To borrow a saying often attributed to Yogi Berra, “It’s tough to make predictions, especially about the future.” Whenever people make estimates about liabilities for long- term expenses, such as pension and retiree health payments, they’re making predictions about the future. The problem is that predictions are based on the present, and the present is always changing.
Since 1992, the Postal Service has had a surplus in the Federal Employees’ Retirement System (FERS) program, according to the Office of Personnel Management (OPM). A surplus occurs when assets exceed the amount of the liability. In October, the OIG released a white paper called Causes of the Postal Service FERS Surplus. The paper, produced with the assistance of Hay Group actuarial firm, examined the reasons behind the FERS surplus.Read More
As the Postal Service struggles to survive, it needs to take a good look at the financial health of its products. However, ascertaining the financial health of a product line requires an accurate estimate of the cost of providing that product. The Postal Service is moving into an increasingly data-driven future; thus, the timeliness and accuracy of cost measurement will continue to grow in importance. The Postal Service has not changed its cost system fundamentally in many years, though it updates significant inputs annually. There have been calls for an examination of the accuracy and relevance of the system and implementation of specific changes. In order to inform the dialogue and debate, the OIG published A Primer on Postal Costing Issues, a discussion of postal costing, including the most salient of the concerns the Postal Service and its customers have raised.Read More

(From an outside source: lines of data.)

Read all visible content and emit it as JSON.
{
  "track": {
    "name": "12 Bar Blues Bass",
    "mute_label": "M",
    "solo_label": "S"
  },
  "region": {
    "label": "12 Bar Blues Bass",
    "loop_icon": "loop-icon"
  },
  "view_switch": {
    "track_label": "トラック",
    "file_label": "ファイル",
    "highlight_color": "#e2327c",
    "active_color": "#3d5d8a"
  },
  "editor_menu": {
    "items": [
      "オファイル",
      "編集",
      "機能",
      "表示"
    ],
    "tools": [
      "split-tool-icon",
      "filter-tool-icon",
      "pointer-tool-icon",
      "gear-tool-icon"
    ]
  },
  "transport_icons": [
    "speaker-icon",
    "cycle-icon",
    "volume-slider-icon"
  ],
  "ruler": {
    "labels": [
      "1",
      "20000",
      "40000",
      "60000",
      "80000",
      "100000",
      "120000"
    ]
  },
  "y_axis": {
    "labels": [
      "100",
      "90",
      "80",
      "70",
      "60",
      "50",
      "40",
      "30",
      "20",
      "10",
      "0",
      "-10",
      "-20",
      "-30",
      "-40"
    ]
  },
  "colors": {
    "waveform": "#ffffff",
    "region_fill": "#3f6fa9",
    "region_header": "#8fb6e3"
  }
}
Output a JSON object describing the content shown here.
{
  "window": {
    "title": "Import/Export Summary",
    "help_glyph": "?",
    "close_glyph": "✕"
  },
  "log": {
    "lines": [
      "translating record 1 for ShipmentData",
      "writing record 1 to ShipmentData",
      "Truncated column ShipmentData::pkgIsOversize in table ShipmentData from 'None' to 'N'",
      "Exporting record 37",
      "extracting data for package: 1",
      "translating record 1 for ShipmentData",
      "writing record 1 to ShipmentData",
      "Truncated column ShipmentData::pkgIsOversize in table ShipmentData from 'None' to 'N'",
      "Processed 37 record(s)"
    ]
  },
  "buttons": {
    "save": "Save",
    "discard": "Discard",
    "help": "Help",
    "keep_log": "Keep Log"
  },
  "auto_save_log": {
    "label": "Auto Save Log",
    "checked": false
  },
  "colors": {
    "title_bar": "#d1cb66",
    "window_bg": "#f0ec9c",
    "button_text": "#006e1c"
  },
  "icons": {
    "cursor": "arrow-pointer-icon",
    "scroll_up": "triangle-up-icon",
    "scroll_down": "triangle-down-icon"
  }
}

Much emphasis has been placed on reducing the Postal Service’s costs in response to its financial crisis. Yet financial viability could come in the form of a balanced approach that both reduces costs and increases revenue. How would a smart business respond to declines in its major products? Would it raise prices where possible in stagnant areas and invest the proceeds into existing or new growth areas? Would it selectively discount products to grow volume in price sensitive segments? Disruptive innovation, such as that underway in the communications sphere, requires change to ensure the Postal Service has what it needs to move beyond the critical crossroad it faces today.Read More
Let’s take a simplistic view of the Postal Service by dividing it into two groups: Operations and Finance. Operations’ main concern is to make sure mail is delivered and other services are rendered to satisfy customers’ needs. On the other hand, Finance’s responsibility is to ensure that all the information stemming from the Operations side is captured for billing/payment and financial statement reporting purposes. After all, the Postal Service needs to be paid for their good work, doesn’t it?Read More
The Postal Accountability and Enhancement Act of 2006 requires the Postal Service to comply with specific sections of the Sarbanes Oxley Act of 2002 (SOX). Among other financial reporting requirements, SOX mandates internal control compliance – making sure that financial transactions are reasonably and fairly presented in the accounting records – and places the responsibility on postal management.
A recent district-wide audit of 13 postal retail units found 80 internal control compliance issues related to stamp accountabilities, disbursements, and financial accounting and reporting. The cause for most of these issues was attributed to a lack of adequate training, the insufficient financial background of some unit managers, why they were placed in the position without receiving the necessary financial training, and an absence of oversight by the managers and supervisors responsible for implementing financial internal controls.